Take Care of Yourself to Better Care for Others

Tips for Caregivers: Take Care of Yourself to Better Care for Others

Love, respect, duty and a desire to help may be some of the reasons you’ve stepped up to care for a friend or family member with a terminal illness. These last days, weeks or months are valuable times to both reminisce about the past and make new memories.

When someone enters hospice, your support may be the last act of love you are able to provide. But know that assisting someone at this emotional stage is difficult, making it easy for caregivers to feel burned out or develop serious health conditions.

Think about how you’ll manage this responsibility and also understand your rights. Under the Family and Medical Leave Act, most employers are required to provide up to 12 weeks of job-protected, unpaid leave for family members who need time off to care for a spouse, child or parent who has a serious health condition.

Also, be sure to acknowledge death and dying, since avoiding the discussion about death can actually add stress. If you don’t know where to start, just follow your loved one’s lead. Set aside quality time to be present with your loved one, aside from doing tasks for them.

Helpful tips to take charge of your emotional and physical health:


Acknowledge you can’t do it all. Don’t take on more than you can handle. Tasks and chores—like paying bills, washing dishes or household fix-it jobs—add up quickly. Identify what you do well or want to do for your loved one, then delegate the rest.

Practice gratitude Adopting an attitude of gratitude doesn’t mean you have to be grateful for the illness, but grateful for the little things like coffee, a happy day, a beautiful sunrise or a friend stopping by.

Learn about the illness and what you should expect. Your doctor and hospice nurse are two great sources of information for this, and many major illnesses also have organizations dedicated to research, cure and support too.

Pay attention to your emotions. Caretaking can stir up complicated feelings. You may have great days and feel a deep sense of fulfillment and connection.

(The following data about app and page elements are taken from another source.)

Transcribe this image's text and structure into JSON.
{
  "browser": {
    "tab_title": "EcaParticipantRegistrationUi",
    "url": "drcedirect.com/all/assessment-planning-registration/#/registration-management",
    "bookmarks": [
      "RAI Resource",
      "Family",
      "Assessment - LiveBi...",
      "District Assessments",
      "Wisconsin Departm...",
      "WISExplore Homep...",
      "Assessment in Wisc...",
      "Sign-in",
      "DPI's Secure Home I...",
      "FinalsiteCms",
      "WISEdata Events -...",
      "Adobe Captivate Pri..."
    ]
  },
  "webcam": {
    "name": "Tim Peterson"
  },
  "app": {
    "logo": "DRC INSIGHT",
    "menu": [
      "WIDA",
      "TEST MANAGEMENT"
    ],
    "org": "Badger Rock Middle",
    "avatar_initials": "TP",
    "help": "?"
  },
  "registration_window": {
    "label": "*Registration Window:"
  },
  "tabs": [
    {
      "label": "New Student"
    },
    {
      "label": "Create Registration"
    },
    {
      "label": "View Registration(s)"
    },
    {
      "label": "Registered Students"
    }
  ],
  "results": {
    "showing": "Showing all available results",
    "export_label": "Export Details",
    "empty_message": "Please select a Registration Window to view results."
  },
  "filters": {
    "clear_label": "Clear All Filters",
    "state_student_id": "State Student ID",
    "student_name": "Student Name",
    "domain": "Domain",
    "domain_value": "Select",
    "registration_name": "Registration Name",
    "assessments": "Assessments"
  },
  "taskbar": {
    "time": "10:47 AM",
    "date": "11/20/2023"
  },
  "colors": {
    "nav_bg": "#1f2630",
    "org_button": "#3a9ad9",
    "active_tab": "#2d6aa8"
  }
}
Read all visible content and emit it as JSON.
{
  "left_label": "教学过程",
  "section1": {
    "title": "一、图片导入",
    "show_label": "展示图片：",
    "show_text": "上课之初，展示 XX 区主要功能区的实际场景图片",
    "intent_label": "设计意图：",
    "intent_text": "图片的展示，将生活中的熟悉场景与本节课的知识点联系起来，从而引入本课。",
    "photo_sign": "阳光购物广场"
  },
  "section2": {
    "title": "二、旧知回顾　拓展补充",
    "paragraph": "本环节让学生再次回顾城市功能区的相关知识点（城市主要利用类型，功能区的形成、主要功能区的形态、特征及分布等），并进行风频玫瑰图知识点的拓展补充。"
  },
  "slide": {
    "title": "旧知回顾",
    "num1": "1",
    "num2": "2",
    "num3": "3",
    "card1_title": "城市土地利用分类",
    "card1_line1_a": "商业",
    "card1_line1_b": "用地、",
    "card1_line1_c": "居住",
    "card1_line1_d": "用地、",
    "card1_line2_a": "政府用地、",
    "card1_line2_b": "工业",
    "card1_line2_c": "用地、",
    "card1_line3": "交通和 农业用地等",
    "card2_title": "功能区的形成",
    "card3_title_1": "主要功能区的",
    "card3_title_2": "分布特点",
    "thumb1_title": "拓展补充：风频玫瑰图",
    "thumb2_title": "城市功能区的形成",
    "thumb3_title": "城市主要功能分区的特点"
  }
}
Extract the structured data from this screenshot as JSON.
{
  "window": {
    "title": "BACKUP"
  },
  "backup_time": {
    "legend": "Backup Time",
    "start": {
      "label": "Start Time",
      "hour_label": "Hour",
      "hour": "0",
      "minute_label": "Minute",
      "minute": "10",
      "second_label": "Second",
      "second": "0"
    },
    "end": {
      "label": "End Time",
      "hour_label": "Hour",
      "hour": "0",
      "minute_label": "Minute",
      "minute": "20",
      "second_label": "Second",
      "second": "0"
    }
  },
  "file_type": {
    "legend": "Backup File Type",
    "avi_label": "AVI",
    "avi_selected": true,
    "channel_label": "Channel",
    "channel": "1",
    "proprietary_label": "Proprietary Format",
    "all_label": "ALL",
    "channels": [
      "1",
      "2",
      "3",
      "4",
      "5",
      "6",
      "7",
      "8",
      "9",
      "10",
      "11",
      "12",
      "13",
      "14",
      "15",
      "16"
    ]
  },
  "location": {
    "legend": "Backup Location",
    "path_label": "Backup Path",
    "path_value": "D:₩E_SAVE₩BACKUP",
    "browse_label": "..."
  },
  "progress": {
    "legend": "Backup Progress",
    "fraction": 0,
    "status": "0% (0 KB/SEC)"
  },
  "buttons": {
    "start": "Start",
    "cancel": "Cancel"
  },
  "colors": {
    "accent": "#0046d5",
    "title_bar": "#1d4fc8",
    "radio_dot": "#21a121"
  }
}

But you’ll also have hard days filled with guilt, grief or anger. You might even have conflicting feelings, like love and resentment, at the same time. It can be challenging and exhausting.

Find constructive ways to express yourself and learn to walk away for a “time out” when you are angry or frustrated.

Some of the emotions you may experience may be:

• Anger
• Anxiety
• Boredom
• Depression
• Disgust
• Doubt
• Embarrassment
• Exhaustion
• Fear
• Frustration
• Grief
• Guilt
• Impatience
• Irritability
• Loneliness
• Loss of control, independence, future, identity
• Resentment

We tend to ignore grief, especially while our loved one is still alive, but anticipatory grief is perfectly normal. Mourn the person who is no more, while engaging with the person who is still with you. Just be with them and listen.


• Take time to relax
• Practice deep breathing or meditation
• Use aromatherapy
• Listen to music
• Get outside & enjoy nature
• Talk with your doctor
• Eat healthily
• Exercise
• Get 8 or more hours of sleep each night

To learn more, visit Tabitha.org/Hospice.